TASK OBJECTIVE -
A line belongs in the answer only if it contains the word "title"; copy every such line from the listing below.

THE DATA -
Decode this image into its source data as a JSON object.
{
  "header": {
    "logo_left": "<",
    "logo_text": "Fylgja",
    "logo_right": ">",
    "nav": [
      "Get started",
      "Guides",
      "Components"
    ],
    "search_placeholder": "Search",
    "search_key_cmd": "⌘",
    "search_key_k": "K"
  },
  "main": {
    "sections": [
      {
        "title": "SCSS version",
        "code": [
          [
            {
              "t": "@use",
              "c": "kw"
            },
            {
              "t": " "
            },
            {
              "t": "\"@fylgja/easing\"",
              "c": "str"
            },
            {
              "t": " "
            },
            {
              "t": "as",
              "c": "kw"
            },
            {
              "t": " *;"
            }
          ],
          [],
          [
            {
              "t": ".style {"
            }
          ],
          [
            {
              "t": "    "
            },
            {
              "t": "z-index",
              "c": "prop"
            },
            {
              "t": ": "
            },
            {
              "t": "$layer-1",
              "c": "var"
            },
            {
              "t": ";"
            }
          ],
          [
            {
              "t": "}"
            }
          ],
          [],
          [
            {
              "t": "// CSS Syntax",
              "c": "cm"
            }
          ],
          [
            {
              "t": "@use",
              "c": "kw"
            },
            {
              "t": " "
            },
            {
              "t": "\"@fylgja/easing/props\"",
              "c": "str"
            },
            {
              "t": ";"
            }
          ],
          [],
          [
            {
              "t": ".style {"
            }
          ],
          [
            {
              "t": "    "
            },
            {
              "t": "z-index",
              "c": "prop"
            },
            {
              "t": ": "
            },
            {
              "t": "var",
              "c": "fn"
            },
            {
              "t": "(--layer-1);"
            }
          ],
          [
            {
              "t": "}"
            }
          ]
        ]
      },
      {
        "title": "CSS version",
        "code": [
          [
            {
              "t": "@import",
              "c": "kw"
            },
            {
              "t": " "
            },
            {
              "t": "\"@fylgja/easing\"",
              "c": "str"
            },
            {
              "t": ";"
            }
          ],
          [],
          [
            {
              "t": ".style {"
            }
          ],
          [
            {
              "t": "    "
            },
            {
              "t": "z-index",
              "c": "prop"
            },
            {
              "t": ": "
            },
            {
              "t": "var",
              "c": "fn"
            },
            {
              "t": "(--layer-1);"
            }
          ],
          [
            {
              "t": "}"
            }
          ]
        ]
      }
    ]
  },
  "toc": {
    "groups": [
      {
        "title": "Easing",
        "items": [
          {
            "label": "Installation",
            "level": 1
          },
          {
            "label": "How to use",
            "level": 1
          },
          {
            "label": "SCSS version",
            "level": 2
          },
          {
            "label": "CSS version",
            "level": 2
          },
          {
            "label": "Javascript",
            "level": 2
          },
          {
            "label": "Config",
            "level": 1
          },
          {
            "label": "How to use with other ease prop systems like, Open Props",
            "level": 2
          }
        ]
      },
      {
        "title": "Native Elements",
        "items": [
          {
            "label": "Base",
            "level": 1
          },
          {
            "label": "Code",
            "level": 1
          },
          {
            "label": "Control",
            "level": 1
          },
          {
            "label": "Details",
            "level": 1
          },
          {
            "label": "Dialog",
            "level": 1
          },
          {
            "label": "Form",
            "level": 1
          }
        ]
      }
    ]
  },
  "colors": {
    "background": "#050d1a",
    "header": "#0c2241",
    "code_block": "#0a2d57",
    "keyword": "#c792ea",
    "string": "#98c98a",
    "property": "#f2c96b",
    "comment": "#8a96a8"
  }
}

SOLUTION TO THE EXERCISE -
        "title": "SCSS version",
        "title": "CSS version",
        "title": "Easing",
        "title": "Native Elements",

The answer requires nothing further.